So I’ve decided that I will not attend this reunion. I will not walk into a room with a “Hello, I’m Bill” tag stuck to the front of my shirt. I will not squeal “Hi!” to old friends and make small talk to near strangers. For these are the things that would lead me to feel my embarrassment and remind me of my regret. Even if I conceal them from all conversations, I still will know.
I see no value in looking backward. I’m in the process of coming to terms with the decisions I’ve made. I’m rebuilding what I foolishly squandered. And I’m very happy with the friends I have in my life right now.
So, my high school acquaintances, Facebook is the arm’s length at which I choose to keep you.
An email from: XXXXX XXXXXXX
Date: Saturday, 11/26/11
At the end of each year I write a few goals for the following year. I pulled out my notebook this morning so I could begin this process. To prepare I reread what I have written for the last several years and reflected on how close I have come towards accomplishing my targets. It was then that I picked up my pen and wrote something which felt both profound and startling accurate. I wrote, “Find a reason to live.”
I hope this doesn’t sound overly dramatic or alarming. I don’t mean to shock or disquiet you. I share my writing because I know that you will accept it in the spirit in which it is given and that you may understand and perhaps empathize. However, where I go from here, I’m not exactly sure. How does one find a reason to live? At least my writing has given me a better understanding of my apparent “problem.”
More to be revealed. What are your reasons for getting up every day?
My response: Saturday, 11/26/11
When I first read your entry I was a little surprised. “Find a reason to live” packs a powerful punch since it is a…requirement, I guess, might be the word…for all people to find some form of contentment or satisfaction or happiness. It lies at the core of every human being, whether we’re aware of it or not, to pursue what fulfills us. Conversely it implies that to not find a reason to live, leads to death. If you were a nut job or a depressive I might be alarmed, but I see you as a stable person with a strong mind so I know this is something contemplative and spirit-building.

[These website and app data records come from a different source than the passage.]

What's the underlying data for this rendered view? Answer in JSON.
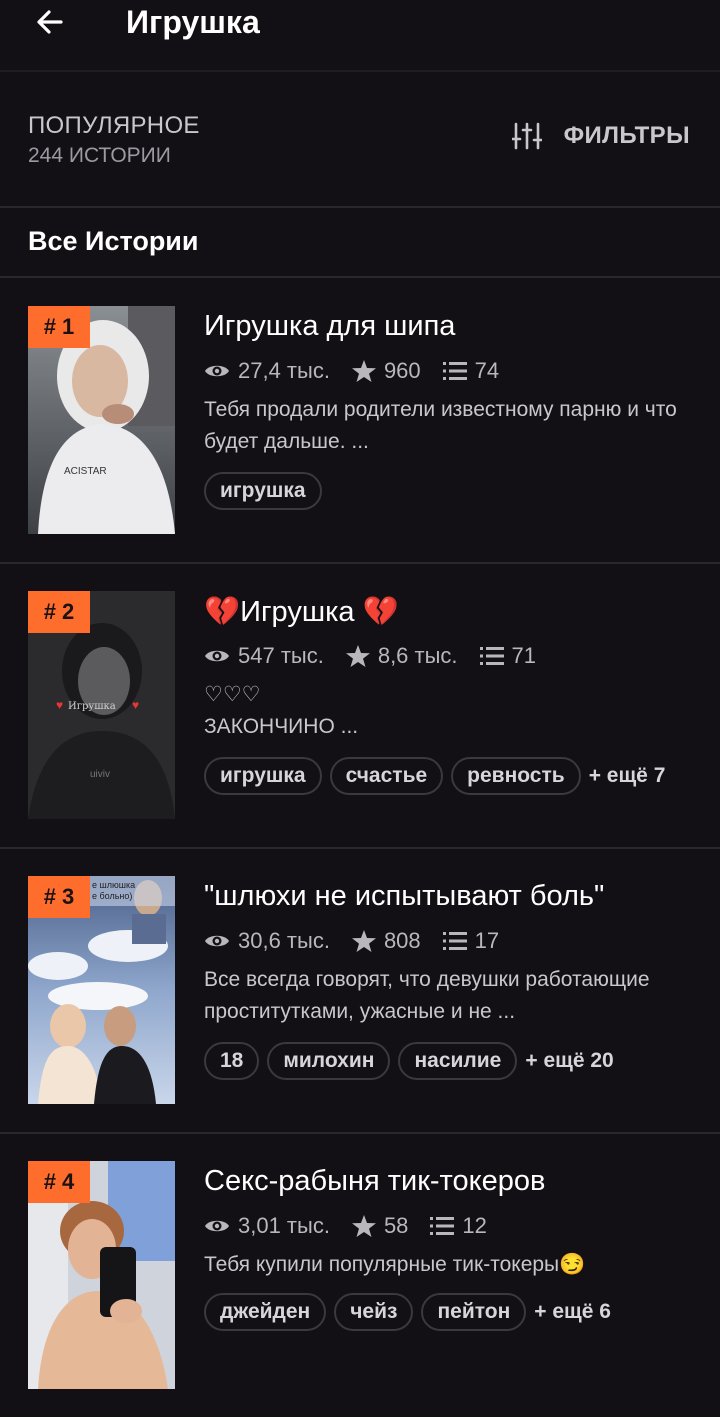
{
  "header": {
    "title": "Игрушка"
  },
  "popular": {
    "title": "ПОПУЛЯРНОЕ",
    "count": "244 ИСТОРИИ",
    "filters_label": "ФИЛЬТРЫ"
  },
  "all_stories_title": "Все Истории",
  "stories": [
    {
      "rank": "# 1",
      "title": "Игрушка для шипа",
      "views": "27,4 тыс.",
      "votes": "960",
      "parts": "74",
      "description": "Тебя продали родители известному парню и что будет дальше. ...",
      "tags": [
        "игрушка"
      ],
      "more": ""
    },
    {
      "rank": "# 2",
      "title": "💔Игрушка 💔",
      "views": "547 тыс.",
      "votes": "8,6 тыс.",
      "parts": "71",
      "description": "♡♡♡\nЗАКОНЧИНО ...",
      "tags": [
        "игрушка",
        "счастье",
        "ревность"
      ],
      "more": "+ ещё 7"
    },
    {
      "rank": "# 3",
      "title": "\"шлюхи не испытывают боль\"",
      "views": "30,6 тыс.",
      "votes": "808",
      "parts": "17",
      "description": "Все всегда говорят, что девушки работающие проститутками, ужасные и не ...",
      "tags": [
        "18",
        "милохин",
        "насилие"
      ],
      "more": "+ ещё 20"
    },
    {
      "rank": "# 4",
      "title": "Секс-рабыня тик-токеров",
      "views": "3,01 тыс.",
      "votes": "58",
      "parts": "12",
      "description": "Тебя купили популярные тик-токеры😏",
      "tags": [
        "джейден",
        "чейз",
        "пейтон"
      ],
      "more": "+ ещё 6"
    }
  ],
  "cover_text": {
    "cover2_caption": "Игрушка",
    "cover3_caption": "е шлюшка\nе больно)"
  },
  "colors": {
    "background": "#121014",
    "accent": "#ff6d2d",
    "divider": "#2a282d",
    "muted_text": "#b9b7bc"
  },
  "icons": {
    "back": "arrow-left-icon",
    "filters": "sliders-icon",
    "views": "eye-icon",
    "votes": "star-icon",
    "parts": "list-icon"
  }
}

But you are not alone with this notion. Within the last month I was brainstorming for concepts and themes to explore for imagery. Here are two ideas I wrote down that relate in some way to your 2012 goal: “Holding on to the belief that better things will come,” and “Realizing my best days are behind me.” I feel these relate since they are a response to a current condition.
I think as you and I come to terms with our respective projects (my exploration of these themes through artwork and your quest for reasons in 2012), that the journey itself, the act of our effort to find those answers might be a fulfilling one and, if we’re lucky, lead to more questions so that we can continue our search, hopefully on our own terms. However, I question whether finding the answers is enough. It might only be the first half. I think what we DO with our answers might be what tips the scales towards contentment. I think it will be our attempts to SHARE what we’ve learned, through whatever medium we choose (artwork, writing, spoken word, etc) that will make the true difference.
What are my reasons for getting up everyday?
“Holding on to a belief that better things will come.”
Photo Credit: http://weheartit.com/entry/26705143